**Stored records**
++++

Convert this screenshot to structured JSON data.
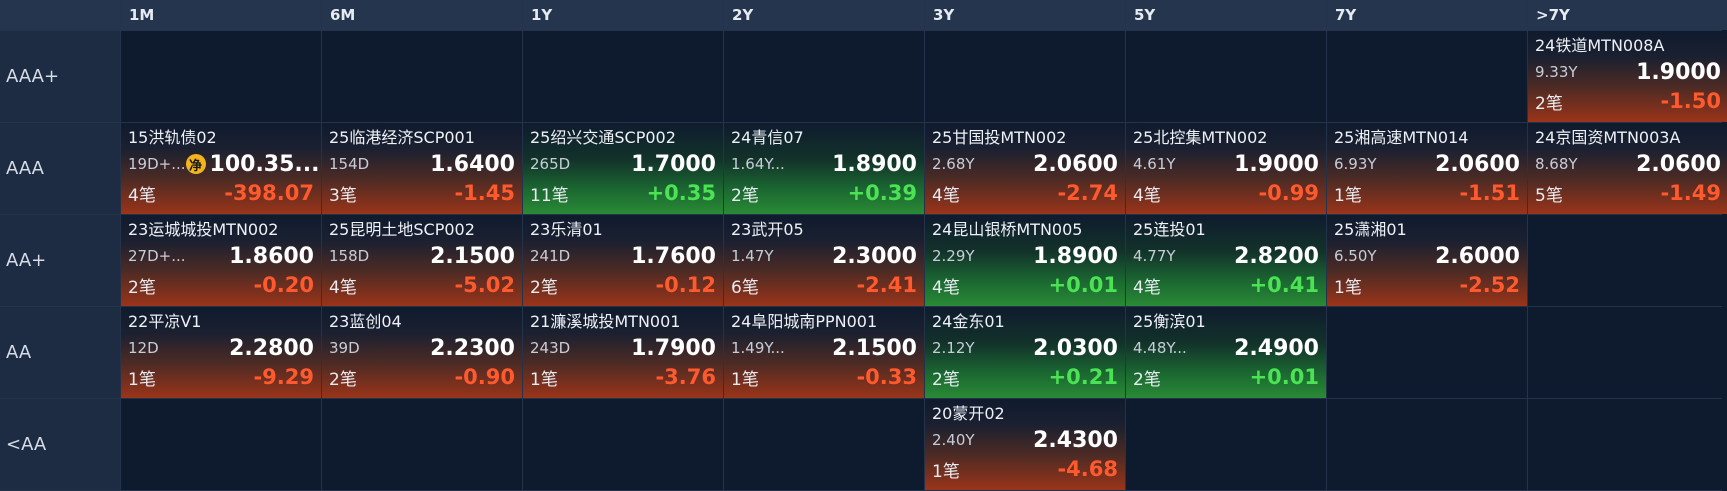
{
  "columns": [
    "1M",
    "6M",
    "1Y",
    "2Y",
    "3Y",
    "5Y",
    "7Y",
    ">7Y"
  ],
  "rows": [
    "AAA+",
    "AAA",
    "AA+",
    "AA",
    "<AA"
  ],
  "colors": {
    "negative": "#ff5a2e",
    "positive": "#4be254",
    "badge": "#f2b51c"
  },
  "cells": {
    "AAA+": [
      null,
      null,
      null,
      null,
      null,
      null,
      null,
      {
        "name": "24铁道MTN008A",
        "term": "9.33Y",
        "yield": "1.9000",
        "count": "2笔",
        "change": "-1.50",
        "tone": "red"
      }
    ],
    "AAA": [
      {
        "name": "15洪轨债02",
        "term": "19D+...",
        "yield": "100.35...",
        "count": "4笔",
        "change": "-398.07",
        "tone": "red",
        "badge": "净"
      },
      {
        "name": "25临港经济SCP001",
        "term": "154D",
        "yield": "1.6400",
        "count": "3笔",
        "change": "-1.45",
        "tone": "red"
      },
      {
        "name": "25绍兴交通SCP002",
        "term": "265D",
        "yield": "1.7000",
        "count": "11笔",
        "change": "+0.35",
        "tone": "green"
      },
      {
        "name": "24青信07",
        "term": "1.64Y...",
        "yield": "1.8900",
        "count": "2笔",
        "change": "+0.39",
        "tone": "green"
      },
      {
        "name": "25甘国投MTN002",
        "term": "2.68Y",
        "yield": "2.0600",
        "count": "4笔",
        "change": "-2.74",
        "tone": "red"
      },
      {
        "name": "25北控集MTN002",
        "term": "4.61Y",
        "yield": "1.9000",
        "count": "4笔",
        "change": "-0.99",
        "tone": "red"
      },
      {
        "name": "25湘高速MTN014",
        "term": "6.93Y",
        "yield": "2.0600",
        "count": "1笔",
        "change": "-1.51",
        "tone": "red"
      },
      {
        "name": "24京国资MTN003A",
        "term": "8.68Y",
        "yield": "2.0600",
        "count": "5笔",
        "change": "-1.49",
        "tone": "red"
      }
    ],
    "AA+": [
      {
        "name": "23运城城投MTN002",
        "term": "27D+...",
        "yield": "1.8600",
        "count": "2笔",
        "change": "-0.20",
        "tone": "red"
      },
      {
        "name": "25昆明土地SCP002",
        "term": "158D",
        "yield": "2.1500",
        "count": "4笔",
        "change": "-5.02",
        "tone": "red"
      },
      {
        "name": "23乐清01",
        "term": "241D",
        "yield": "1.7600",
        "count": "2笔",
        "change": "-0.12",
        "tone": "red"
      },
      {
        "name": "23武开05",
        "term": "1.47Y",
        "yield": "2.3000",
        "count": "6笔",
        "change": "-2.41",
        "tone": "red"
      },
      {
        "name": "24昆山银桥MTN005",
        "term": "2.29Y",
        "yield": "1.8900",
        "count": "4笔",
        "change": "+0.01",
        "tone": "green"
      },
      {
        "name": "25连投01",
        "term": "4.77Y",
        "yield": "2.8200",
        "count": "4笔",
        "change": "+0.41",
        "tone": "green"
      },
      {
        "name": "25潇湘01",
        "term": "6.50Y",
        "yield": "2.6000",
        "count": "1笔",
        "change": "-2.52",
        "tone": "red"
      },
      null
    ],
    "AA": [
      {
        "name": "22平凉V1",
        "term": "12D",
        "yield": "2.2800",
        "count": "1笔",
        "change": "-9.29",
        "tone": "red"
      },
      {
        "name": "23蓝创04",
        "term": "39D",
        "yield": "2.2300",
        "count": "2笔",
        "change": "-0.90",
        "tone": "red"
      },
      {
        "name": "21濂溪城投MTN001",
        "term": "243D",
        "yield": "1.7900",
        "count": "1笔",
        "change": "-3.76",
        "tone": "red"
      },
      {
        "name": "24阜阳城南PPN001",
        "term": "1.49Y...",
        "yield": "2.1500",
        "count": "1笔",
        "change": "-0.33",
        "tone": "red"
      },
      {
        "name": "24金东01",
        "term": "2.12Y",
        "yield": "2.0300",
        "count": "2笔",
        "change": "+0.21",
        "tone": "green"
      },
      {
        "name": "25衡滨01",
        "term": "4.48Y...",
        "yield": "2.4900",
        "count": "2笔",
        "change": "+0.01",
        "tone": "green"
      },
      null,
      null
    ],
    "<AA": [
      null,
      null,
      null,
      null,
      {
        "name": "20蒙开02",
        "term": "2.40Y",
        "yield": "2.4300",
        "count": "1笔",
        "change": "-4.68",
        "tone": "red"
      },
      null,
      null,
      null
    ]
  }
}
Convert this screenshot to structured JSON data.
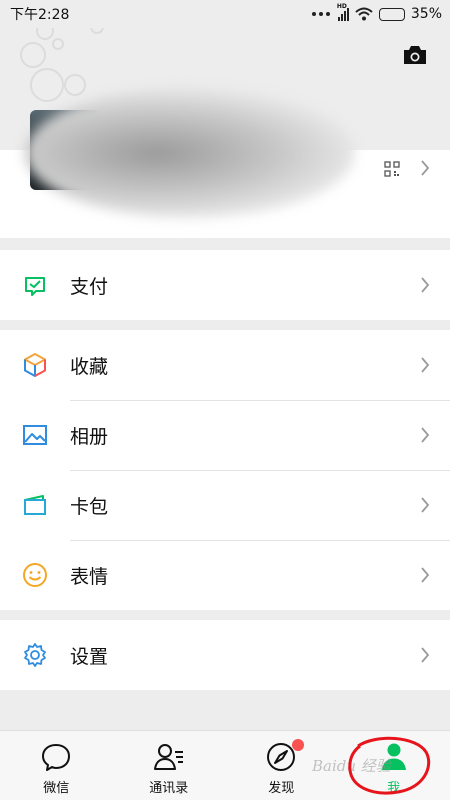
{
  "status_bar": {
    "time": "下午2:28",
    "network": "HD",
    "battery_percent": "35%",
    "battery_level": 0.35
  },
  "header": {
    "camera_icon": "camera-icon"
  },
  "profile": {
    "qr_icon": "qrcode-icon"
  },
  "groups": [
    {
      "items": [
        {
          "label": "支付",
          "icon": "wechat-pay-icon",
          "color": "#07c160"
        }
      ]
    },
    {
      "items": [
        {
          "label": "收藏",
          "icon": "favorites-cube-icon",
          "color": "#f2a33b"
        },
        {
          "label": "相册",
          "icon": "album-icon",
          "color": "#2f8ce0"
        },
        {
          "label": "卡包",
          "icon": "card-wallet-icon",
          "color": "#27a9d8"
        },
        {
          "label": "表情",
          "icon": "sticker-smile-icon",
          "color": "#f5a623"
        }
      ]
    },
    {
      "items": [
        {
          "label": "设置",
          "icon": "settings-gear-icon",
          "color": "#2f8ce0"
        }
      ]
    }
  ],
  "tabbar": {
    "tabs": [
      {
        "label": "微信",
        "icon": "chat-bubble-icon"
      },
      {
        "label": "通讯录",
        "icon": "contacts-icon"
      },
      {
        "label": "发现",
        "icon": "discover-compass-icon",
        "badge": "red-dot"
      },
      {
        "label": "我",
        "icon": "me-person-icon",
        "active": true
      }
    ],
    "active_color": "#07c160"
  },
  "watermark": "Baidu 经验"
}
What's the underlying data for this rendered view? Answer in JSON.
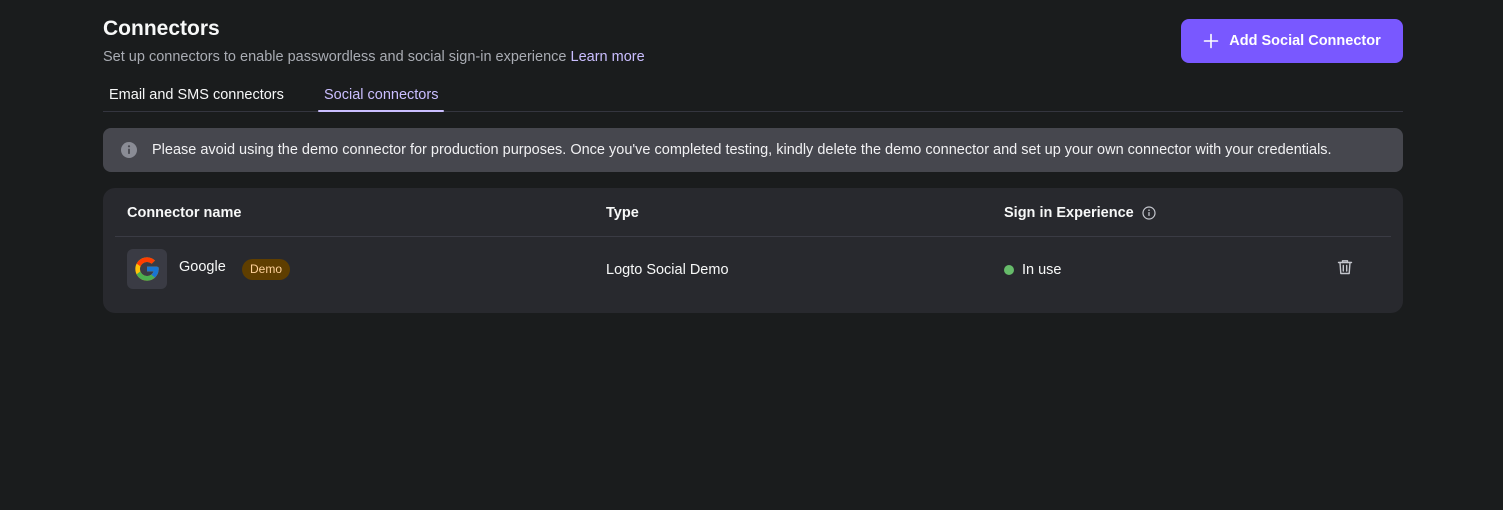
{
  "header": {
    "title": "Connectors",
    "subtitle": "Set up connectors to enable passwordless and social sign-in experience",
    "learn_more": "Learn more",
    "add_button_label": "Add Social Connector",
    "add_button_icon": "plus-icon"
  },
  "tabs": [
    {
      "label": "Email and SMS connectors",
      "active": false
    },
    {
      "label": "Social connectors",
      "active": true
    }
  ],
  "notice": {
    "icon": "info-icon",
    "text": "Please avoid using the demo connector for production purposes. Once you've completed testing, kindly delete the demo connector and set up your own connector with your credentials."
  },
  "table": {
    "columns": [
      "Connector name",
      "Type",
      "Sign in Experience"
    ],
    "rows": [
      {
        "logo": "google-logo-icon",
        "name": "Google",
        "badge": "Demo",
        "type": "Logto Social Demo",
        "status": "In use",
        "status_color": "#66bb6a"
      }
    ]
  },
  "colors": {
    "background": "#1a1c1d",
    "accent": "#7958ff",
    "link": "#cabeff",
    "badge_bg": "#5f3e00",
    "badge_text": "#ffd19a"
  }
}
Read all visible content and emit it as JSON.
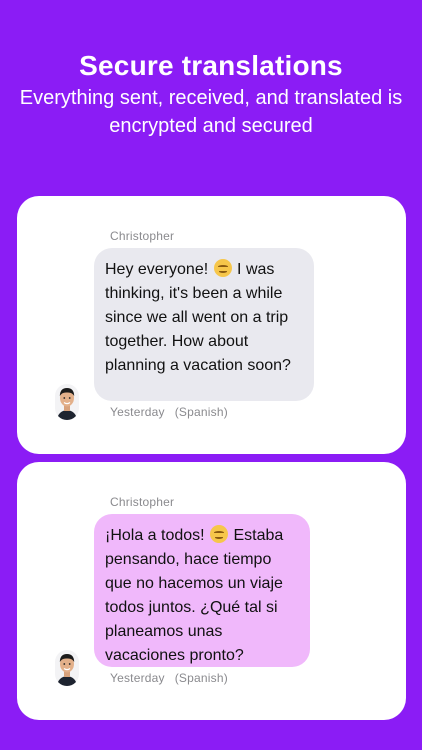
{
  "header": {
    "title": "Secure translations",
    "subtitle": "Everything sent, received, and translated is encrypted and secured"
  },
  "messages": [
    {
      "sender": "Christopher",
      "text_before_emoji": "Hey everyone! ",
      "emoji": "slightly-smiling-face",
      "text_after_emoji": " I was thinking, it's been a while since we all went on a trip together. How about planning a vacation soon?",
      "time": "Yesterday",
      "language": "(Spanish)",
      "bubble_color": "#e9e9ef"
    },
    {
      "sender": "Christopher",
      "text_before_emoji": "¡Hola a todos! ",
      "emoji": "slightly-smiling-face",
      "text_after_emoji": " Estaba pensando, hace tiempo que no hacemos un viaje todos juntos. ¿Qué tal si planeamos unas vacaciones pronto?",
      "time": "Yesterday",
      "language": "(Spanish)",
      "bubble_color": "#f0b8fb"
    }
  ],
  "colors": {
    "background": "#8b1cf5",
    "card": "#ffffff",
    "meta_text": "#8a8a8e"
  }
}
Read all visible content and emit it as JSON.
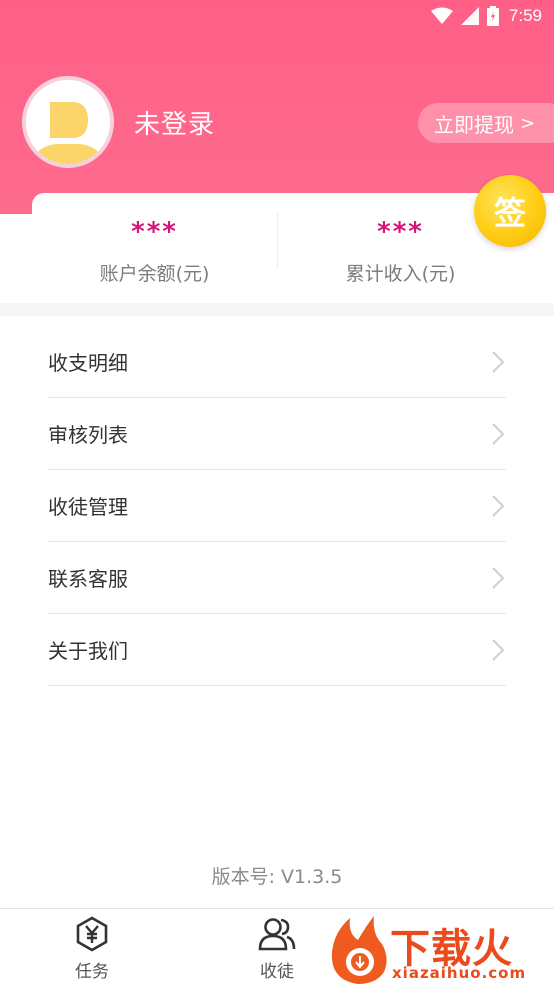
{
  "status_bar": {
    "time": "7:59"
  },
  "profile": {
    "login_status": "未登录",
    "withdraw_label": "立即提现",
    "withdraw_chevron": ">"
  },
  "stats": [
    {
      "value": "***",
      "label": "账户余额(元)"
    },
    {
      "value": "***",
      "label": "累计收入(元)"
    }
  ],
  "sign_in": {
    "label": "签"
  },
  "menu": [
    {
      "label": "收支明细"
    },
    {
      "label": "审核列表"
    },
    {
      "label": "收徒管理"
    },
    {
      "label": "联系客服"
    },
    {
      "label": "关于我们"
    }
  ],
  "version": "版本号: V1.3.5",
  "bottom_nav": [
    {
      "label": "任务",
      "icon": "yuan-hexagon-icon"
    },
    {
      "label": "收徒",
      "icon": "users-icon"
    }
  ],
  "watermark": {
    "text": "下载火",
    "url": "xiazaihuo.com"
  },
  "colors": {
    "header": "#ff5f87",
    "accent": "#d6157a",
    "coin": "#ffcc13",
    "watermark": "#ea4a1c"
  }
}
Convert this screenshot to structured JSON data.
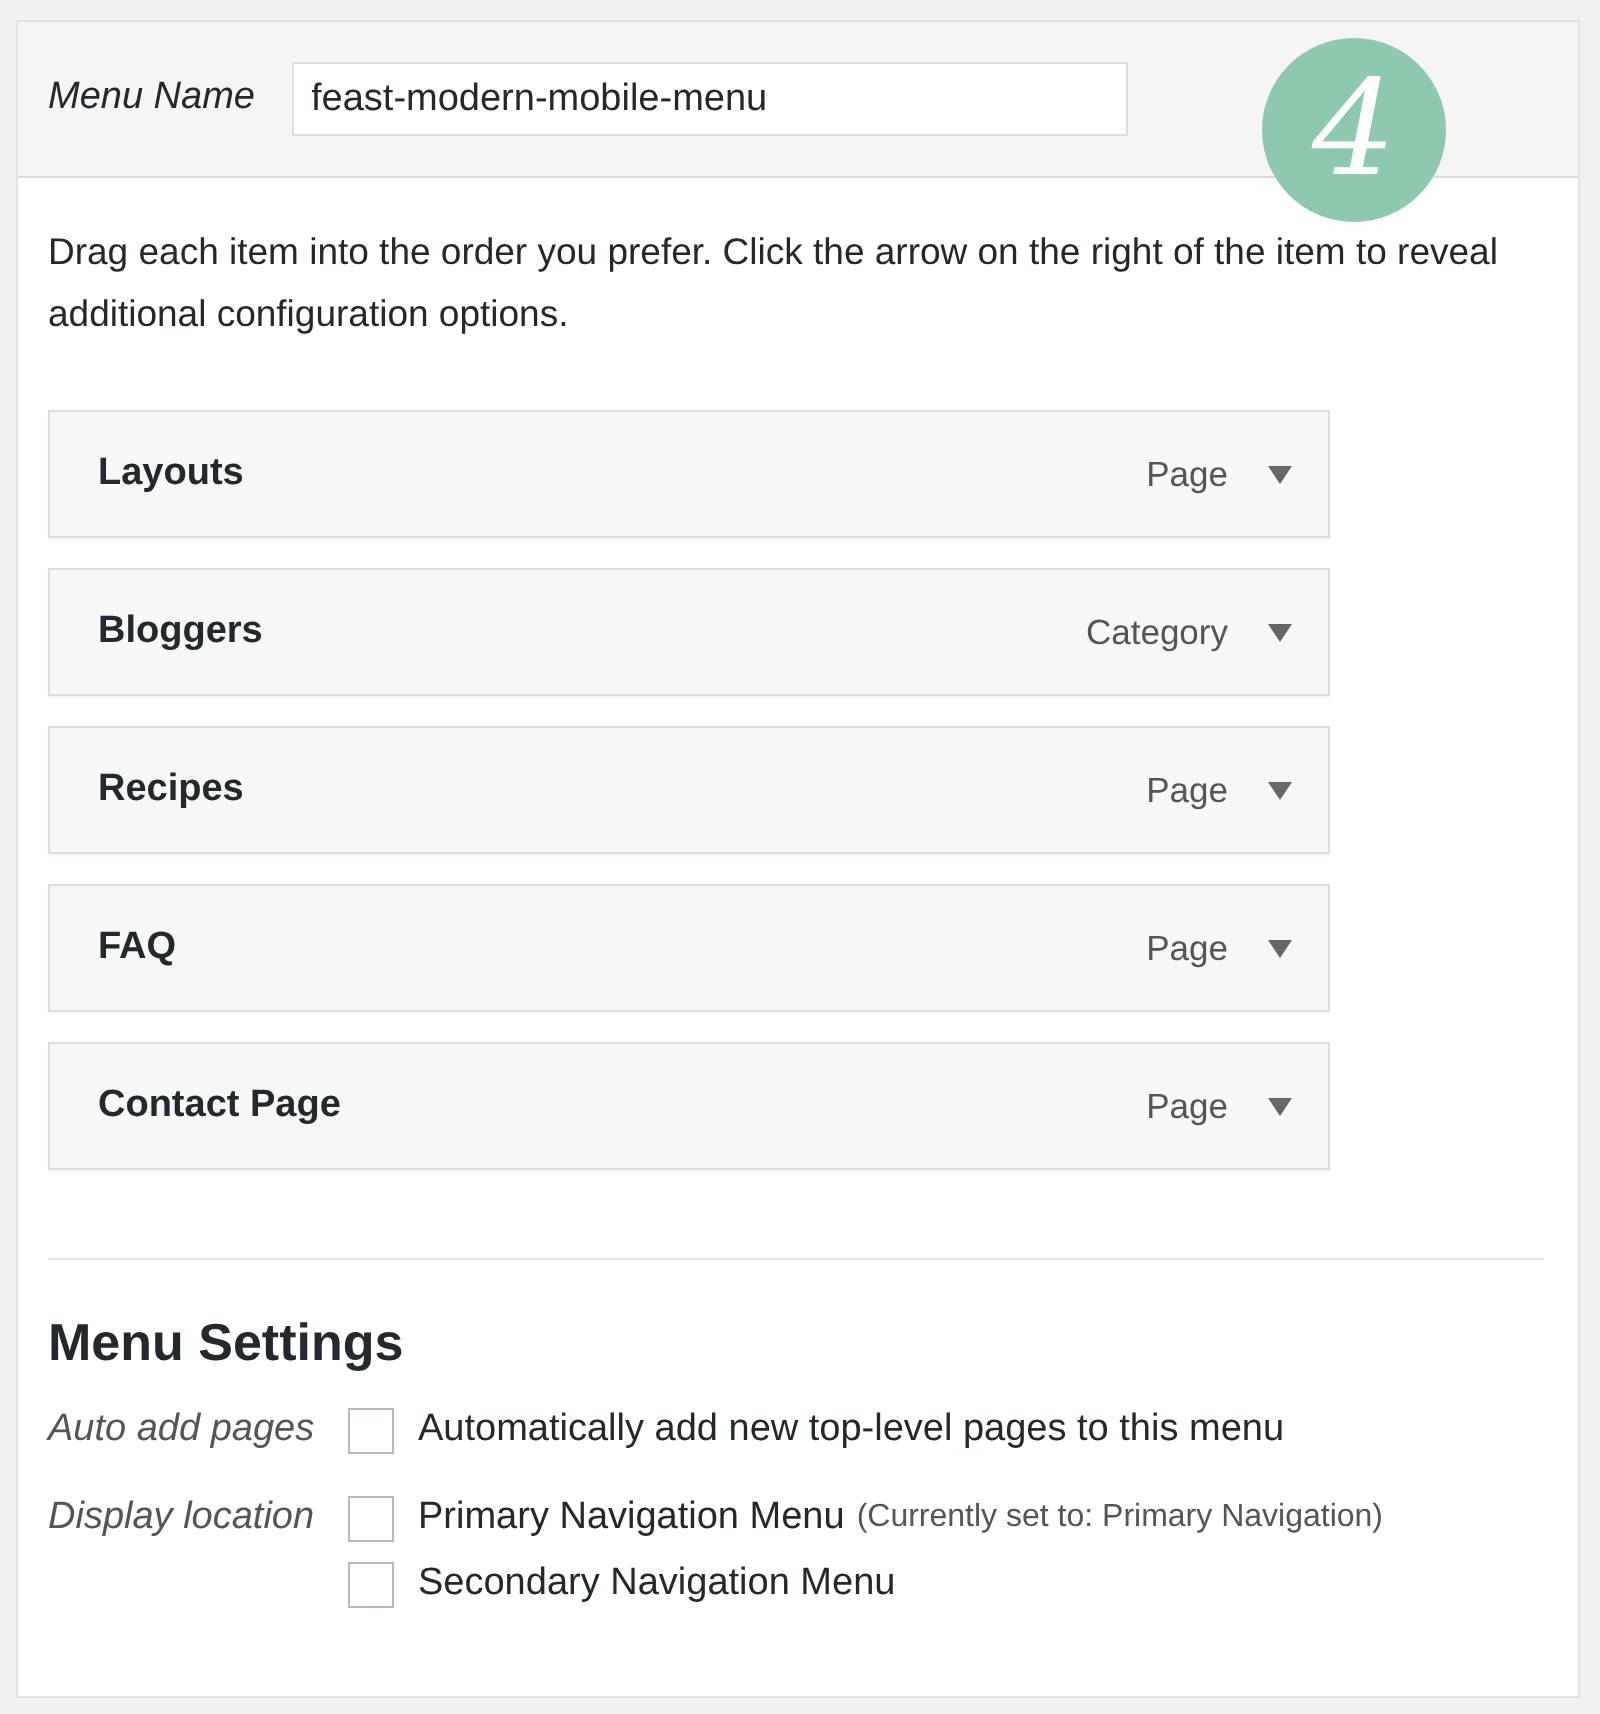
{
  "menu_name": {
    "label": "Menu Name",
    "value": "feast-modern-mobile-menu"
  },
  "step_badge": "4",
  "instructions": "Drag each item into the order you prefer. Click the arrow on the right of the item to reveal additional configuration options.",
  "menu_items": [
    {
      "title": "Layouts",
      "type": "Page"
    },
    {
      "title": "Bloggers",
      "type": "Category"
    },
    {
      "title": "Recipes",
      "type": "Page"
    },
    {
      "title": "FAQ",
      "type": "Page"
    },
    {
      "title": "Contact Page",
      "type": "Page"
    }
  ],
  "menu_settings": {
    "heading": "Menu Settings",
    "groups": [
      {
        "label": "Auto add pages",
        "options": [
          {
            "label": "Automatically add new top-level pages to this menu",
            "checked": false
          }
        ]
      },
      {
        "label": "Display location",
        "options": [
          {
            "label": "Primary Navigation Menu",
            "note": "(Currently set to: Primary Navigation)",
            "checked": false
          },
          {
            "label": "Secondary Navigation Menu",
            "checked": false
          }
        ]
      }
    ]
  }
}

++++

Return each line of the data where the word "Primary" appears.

            "label": "Primary Navigation Menu",
            "note": "(Currently set to: Primary Navigation)",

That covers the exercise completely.